Imagine two teams having a tie on a soccer field. Players can cooperate to achieve a goal, and compete against other players with conflicting interests. This is how the game works.
Creating AI agents that can learn to compete and collaborate as effectively as humans remains a thorny problem. The main challenge is enabling AI agents to predict the future behavior of other agents when they are all learning simultaneously.
Because of the complexity of this problem, current approaches tend to be short-sighted. Agents can only guess the next few moves of their teammates or opponents, which leads to poor performance in the long run.
Researchers from MIT, the MIT-IBM Watson AI Lab, and elsewhere have developed a new approach that gives AI agents a far-sighted perspective. they machine learning framework Enables cooperative or competitive AI agents to think about what other agents will do as time approaches infinity, not just within the next few steps. The agents then adapt their behaviors accordingly to influence other agents’ future behaviors and come up with an optimal long-term solution.
This framework could be used by a group of self-driving drones working together to find a park lost in a dense forest, or by self-driving cars striving to keep occupants safe by anticipating the future movements of other vehicles traveling on a busy highway.
When AI agents cooperate or compete, what matters most is when their behaviors converge at some point in the future. There are a lot of fleeting behaviors along the way that don’t matter much in the long run. Getting to this convergent behavior is what we’re really interested in, and we now have a mathematical way to enable that,” says Dong-Ki Kim, a graduate student at MIT’s Laboratory for Information and Decision Systems (LIDS) and lead author of a paper describing the framework.
The lead author is Jonathan B. How, the Richard C. Maclaurin Professor of Aeronautics and Astronautics and a member of the MIT-IBM Watson AI Lab. Other co-authors at the MIT-IBM Watson AI Lab include IBM Research, the Mila-Quebec Institute for Artificial Intelligence, and the University of Oxford. The research will be presented at the Neural Information Processing Systems conference.
In this demonstration video, a red robot, which has been trained using the researchers’ machine learning system, is able to defeat a green robot by learning more effective behaviors that take advantage of its opponent’s ever-changing strategy.
More customers, more problems
The researchers focused on a problem known as multi-agency reinforcement learning. Reinforcement learning is a form of machine learning in which an artificial intelligence agent learns by trial and error. The researchers give the agent a reward for “good” behaviors that help him achieve the goal. The agent adapts his behavior to maximize that reward in order to eventually become an expert at a task.
But when many agents learn to cooperate or compete simultaneously, things get more complicated. As agents consider more of their fellow agents’ future steps, and how their behavior affects others, the problem soon requires a great deal of computational power to solve efficiently. This is why other approaches focus only on the short term.

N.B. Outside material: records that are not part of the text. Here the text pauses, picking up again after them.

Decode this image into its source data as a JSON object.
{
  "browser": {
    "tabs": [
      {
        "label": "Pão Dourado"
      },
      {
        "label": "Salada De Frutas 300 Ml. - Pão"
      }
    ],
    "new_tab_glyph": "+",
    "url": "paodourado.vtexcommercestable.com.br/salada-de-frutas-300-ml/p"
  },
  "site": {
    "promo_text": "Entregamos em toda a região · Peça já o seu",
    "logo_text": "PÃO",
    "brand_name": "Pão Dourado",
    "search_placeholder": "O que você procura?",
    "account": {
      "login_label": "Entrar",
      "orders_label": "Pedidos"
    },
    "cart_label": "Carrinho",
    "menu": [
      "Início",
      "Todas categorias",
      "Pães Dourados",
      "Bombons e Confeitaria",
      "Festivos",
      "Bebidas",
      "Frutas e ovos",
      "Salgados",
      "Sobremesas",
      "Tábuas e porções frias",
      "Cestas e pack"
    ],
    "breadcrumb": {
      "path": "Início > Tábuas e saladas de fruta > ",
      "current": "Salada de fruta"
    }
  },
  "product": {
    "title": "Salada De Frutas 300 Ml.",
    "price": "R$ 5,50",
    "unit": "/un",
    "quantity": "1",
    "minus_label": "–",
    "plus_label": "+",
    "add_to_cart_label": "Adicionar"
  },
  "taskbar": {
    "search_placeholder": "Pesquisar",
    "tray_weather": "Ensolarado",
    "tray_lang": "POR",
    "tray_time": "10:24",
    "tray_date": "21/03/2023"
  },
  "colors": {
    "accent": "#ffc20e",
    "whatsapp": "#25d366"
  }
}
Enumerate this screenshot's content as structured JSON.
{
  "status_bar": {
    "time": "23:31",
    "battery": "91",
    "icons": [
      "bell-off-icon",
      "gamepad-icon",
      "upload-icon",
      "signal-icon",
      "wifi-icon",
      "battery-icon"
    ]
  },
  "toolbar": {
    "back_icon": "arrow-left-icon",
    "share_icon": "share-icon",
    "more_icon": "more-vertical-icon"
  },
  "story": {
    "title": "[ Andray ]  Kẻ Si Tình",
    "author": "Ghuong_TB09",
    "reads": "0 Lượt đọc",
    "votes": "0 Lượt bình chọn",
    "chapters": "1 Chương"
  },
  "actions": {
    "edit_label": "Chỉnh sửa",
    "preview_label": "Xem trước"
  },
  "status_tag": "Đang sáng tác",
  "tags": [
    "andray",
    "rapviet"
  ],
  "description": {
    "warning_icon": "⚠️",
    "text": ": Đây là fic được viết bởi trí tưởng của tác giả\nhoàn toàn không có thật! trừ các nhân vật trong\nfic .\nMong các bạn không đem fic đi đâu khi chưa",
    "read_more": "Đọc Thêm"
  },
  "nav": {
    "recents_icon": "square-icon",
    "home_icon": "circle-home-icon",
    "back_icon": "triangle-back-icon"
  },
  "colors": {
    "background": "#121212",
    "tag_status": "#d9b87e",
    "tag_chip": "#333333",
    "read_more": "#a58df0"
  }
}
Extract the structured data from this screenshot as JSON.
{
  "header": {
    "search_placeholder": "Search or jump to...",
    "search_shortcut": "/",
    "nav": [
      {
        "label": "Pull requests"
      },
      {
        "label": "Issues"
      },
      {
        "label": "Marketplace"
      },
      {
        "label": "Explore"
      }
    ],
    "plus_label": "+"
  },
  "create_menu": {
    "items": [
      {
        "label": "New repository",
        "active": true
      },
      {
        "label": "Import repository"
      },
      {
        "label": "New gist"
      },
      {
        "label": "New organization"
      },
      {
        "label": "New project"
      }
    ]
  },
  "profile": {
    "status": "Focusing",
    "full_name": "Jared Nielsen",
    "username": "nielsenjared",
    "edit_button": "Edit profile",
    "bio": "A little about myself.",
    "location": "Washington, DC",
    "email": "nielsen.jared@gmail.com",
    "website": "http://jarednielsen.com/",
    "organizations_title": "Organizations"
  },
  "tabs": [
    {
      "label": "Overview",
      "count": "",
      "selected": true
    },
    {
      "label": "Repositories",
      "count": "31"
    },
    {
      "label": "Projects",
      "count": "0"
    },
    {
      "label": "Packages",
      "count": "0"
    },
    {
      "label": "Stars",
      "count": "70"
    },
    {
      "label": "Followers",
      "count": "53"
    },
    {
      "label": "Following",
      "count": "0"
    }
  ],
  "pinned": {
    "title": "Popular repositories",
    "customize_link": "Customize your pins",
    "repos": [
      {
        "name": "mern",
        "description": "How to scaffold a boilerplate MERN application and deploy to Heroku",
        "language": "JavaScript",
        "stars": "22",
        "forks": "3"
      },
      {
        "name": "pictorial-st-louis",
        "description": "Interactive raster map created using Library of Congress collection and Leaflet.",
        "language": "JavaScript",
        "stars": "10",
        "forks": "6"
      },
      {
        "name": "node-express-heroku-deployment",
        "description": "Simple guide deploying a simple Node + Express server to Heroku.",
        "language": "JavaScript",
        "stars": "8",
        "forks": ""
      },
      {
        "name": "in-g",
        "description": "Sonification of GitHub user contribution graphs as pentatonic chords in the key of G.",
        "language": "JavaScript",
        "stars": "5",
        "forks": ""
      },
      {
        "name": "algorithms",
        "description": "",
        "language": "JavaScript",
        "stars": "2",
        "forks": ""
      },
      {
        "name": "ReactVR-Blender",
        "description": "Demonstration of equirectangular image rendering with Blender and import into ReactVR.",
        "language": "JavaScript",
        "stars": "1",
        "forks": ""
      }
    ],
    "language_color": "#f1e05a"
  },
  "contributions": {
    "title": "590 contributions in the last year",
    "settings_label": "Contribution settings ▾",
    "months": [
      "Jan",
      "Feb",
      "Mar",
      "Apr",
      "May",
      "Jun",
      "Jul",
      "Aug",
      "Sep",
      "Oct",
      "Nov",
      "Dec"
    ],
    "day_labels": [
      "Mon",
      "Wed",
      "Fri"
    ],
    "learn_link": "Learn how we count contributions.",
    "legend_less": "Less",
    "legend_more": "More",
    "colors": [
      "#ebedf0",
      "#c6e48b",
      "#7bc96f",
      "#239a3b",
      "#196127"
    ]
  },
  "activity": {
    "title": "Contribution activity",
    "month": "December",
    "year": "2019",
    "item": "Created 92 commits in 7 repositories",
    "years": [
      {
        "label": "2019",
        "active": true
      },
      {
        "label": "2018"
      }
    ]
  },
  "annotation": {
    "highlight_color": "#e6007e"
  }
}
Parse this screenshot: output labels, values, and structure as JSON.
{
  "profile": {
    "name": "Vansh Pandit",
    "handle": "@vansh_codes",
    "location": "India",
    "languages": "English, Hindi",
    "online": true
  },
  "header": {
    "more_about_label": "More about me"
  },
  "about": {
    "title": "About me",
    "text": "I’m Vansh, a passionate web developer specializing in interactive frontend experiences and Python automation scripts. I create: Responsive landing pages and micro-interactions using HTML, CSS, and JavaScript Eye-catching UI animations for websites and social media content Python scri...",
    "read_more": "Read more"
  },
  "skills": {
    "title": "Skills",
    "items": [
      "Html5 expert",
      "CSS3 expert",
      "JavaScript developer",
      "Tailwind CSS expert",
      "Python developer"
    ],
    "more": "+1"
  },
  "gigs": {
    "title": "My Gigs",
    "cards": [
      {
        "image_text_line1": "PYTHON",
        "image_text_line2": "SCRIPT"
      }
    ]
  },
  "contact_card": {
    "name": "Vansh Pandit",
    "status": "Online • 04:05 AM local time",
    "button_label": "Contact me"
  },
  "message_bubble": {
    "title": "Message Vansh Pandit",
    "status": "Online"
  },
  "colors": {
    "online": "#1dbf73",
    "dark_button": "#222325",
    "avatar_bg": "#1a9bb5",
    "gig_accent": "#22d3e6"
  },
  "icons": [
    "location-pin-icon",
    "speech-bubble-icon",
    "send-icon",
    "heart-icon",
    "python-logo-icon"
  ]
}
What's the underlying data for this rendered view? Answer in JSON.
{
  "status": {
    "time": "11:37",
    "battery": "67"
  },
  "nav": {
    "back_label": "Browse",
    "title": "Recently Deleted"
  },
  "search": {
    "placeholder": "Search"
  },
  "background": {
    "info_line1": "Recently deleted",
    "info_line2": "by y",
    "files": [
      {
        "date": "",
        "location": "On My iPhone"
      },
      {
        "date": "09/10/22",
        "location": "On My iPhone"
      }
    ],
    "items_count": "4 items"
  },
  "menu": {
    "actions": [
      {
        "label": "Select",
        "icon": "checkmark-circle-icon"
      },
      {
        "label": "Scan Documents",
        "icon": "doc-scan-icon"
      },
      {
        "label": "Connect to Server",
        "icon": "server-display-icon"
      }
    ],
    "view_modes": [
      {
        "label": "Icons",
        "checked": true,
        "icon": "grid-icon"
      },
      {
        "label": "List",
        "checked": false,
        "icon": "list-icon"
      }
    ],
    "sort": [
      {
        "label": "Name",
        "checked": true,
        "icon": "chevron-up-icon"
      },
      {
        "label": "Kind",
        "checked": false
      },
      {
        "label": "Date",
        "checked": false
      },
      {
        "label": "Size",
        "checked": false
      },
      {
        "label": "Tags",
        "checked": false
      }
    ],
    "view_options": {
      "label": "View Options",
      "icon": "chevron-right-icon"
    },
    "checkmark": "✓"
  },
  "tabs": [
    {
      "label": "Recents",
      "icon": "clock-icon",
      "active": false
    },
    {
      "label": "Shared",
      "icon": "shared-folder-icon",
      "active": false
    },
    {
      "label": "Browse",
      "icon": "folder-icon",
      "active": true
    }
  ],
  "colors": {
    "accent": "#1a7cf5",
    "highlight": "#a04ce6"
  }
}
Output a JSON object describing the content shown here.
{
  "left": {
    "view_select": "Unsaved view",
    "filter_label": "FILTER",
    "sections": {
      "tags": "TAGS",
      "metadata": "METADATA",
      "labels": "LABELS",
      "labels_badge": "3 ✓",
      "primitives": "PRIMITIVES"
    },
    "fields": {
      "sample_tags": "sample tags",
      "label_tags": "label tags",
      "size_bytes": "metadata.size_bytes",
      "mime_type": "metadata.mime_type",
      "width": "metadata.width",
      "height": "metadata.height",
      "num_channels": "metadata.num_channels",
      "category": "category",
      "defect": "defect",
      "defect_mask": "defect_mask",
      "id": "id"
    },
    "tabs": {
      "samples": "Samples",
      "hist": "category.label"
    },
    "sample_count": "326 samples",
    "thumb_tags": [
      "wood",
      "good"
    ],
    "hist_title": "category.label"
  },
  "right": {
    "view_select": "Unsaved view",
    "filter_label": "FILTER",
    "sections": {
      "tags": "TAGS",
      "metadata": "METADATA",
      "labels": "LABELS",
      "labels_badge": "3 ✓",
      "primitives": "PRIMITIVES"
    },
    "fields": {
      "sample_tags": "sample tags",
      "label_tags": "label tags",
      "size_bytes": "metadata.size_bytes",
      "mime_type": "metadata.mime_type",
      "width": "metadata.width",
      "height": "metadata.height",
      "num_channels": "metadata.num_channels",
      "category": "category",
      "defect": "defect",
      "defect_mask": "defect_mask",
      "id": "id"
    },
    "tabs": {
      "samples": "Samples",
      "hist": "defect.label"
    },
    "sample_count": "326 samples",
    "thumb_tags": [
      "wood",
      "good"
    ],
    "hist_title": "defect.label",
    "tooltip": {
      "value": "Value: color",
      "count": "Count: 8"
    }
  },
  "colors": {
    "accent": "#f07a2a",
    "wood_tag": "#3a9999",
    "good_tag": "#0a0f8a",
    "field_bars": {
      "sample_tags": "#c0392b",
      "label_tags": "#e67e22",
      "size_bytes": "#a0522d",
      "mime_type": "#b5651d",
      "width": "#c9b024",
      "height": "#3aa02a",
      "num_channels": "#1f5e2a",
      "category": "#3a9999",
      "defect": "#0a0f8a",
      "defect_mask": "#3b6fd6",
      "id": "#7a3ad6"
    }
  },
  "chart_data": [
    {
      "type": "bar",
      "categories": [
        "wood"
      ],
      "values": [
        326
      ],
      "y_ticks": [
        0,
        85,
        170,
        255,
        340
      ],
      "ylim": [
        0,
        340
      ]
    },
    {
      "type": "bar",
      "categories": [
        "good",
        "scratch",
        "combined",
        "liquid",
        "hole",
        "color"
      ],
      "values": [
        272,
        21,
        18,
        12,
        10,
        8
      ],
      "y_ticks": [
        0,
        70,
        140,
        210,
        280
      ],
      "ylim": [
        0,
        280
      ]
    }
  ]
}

“The AI really wants to think about the end of the game, but they don’t know when the game will end. They need to think about how they can continue to adapt their behavior to infinity so that they can win at some point in the future. Our paper proposes a new goal that enables AI to Thinking of infinity.”
But because it is impossible to feed infinity into an algorithm, the researchers designed their system so that agents focus on a future point where their behavior converges with that of other agents, known as equilibrium. The equilibrium point determines the long-run performance of the factors, and multiple equilibria can exist in a multi-factor scenario. Therefore, the agent effectively influences the future behaviors of other agents in such a way as to reach a desirable equilibrium from the perspective of the agent. If all factors influence each other, they converge into a general concept that researchers call “energetic equilibrium.”
The machine learning framework they developed, called FURTHER (which stands for FUlly Reinforcing Effect withH AverageagE Reward), enables agents to learn how to adapt their behaviors as they interact with other agents to achieve this energetic balance.
Moreover, it does this using two machine learning modules. The first, the inference module, enables an agent to guess the future behaviors of other agents and the learning algorithms they use, based only on their past actions.
This information is fed into a reinforcement learning module, which the agent uses to adapt his behavior and influence other factors in a way that increases his reward.
The challenge was to think of infinity. We had to use a lot of different mathematical tools to enable this, and make some assumptions to make it work in practice,” says Kim.
win in the long run
They tested their approach against other multi-agent reinforcement learning frameworks in several different scenarios, including a pair of bots fighting sumo style and a battle pitting two teams of 25 agents against each other. Either way, AI agents using FURTHER have won games more than once.
Because their approach is decentralized, which means that agents learn to win games independently, it’s also more scalable than other methods that require a central computer to control the agents, Kim explains.
The researchers used the games to test their approach, but they can also be used to tackle any kind of multiagent problem. For example, it can be applied by economists seeking to develop sound policy in situations where several interacting payees have behaviors and interests that change over time.
Economics is one application that Kim is particularly excited to study. He also wants to delve deeper into the concept of active balance and further enhance the framework for doing more.
This research is funded in part by the MIT-IBM Watson AI Lab.